Rabat, Morocco (TMT)– The Moroccan Union of Feminist Action (UFA) published a recent report in which it said that violence against women in Morocco has risen since the start of the quarantine.
This is contrary to what was stated in the Journal of the Public Prosecution issued last April, which reported that violence against women recorded a decrease during the first month of the quarantine (from 20 March to 20 April), compared to the same period last year.
The union described the life of a number of Moroccan women inside their crowded homes during the nationwide lockdown, given the amount of violence they went through, as “hell.”
The report stated that women are subject to various forms of violence (physical and psychological,) deprivation of spending, and some of them receive death threats.

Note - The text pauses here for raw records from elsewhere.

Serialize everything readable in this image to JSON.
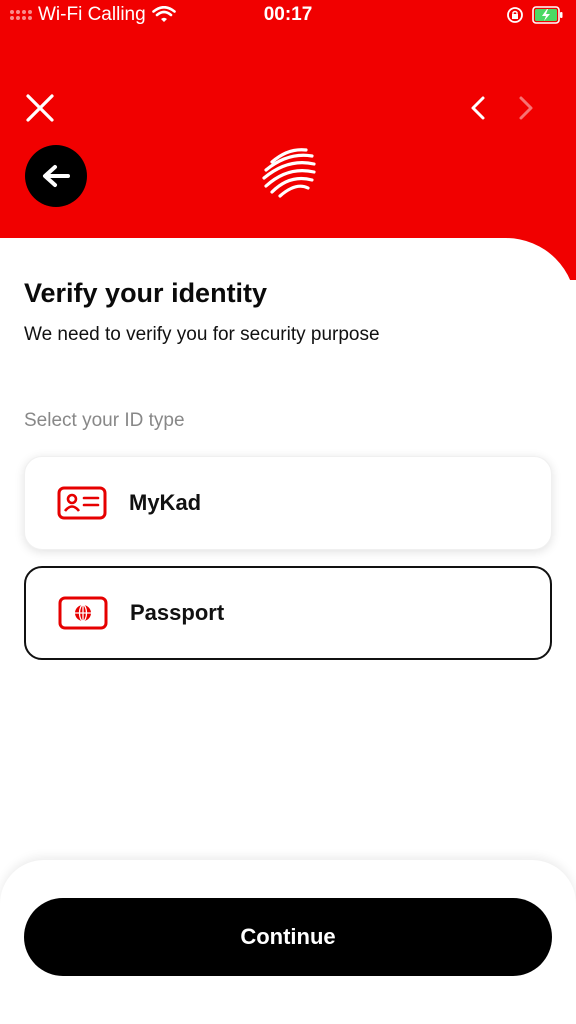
{
  "status_bar": {
    "carrier": "Wi-Fi Calling",
    "time": "00:17",
    "icons": [
      "signal-dots-icon",
      "wifi-icon",
      "orientation-lock-icon",
      "battery-charging-icon"
    ]
  },
  "header": {
    "background": "#f10000",
    "close_icon": "close-icon",
    "prev_icon": "chevron-left-icon",
    "next_icon": "chevron-right-icon",
    "back_icon": "arrow-left-icon",
    "logo_icon": "brand-swirl-logo"
  },
  "page": {
    "title": "Verify your identity",
    "subtitle": "We need to verify you for security purpose",
    "section_label": "Select your ID type",
    "options": [
      {
        "label": "MyKad",
        "icon": "id-card-icon",
        "selected": false
      },
      {
        "label": "Passport",
        "icon": "passport-icon",
        "selected": true
      }
    ]
  },
  "footer": {
    "continue_label": "Continue"
  },
  "colors": {
    "accent": "#f10000",
    "primary_button": "#000000",
    "muted_text": "#888888"
  }
}
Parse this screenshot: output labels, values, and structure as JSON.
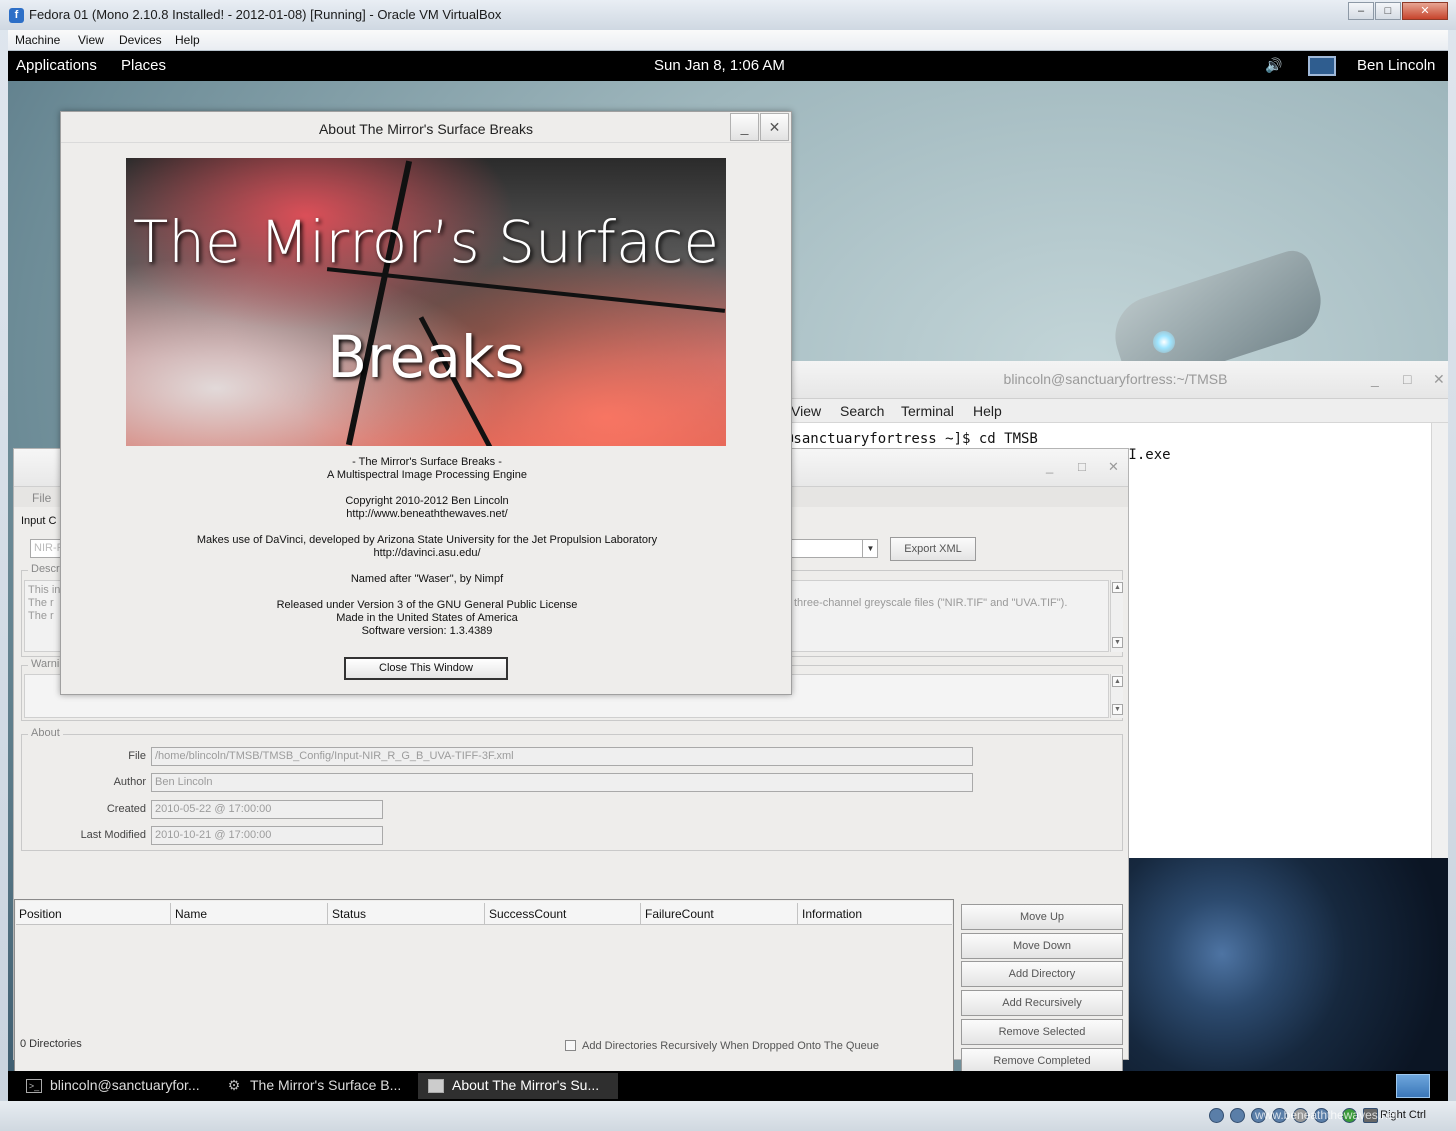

The figures presented by the UFA, based on a tally gathered by its help centers across the kingdom during the period from 20 March to 15 May, indicate that the number of cases of violence against women doubled, compared to the number of cases registered since the beginning of the year till March 15. Their platforms received more than 760 calls regarding 1000 cases of violence.
The UFA said that the high tally shows that battered women find it difficult to file complaints by the means suggested by the Public Prosecution Presidency in the current exceptional circumstances. More than 60 percent of callers are unable to read and write, and they cannot write an email, as they lack the technical means to do so.
Women’s help centers received calls from women from both cities and villages, complaining about marital and domestic violence, violence against children, the seizure of their savings, and the threat of eviction from the marital home during the quarantine that has further deepened their suffering, given the difficulty of movement or not having the money to escape the house.
The report pointed out that when the police take the initiative to return an expelled women to the marital home, their husbands reluctantly accept, for fear of being sued, but some of them brutally assault them again after their return, to the point of being transferred to the emergency as a form of retaliation.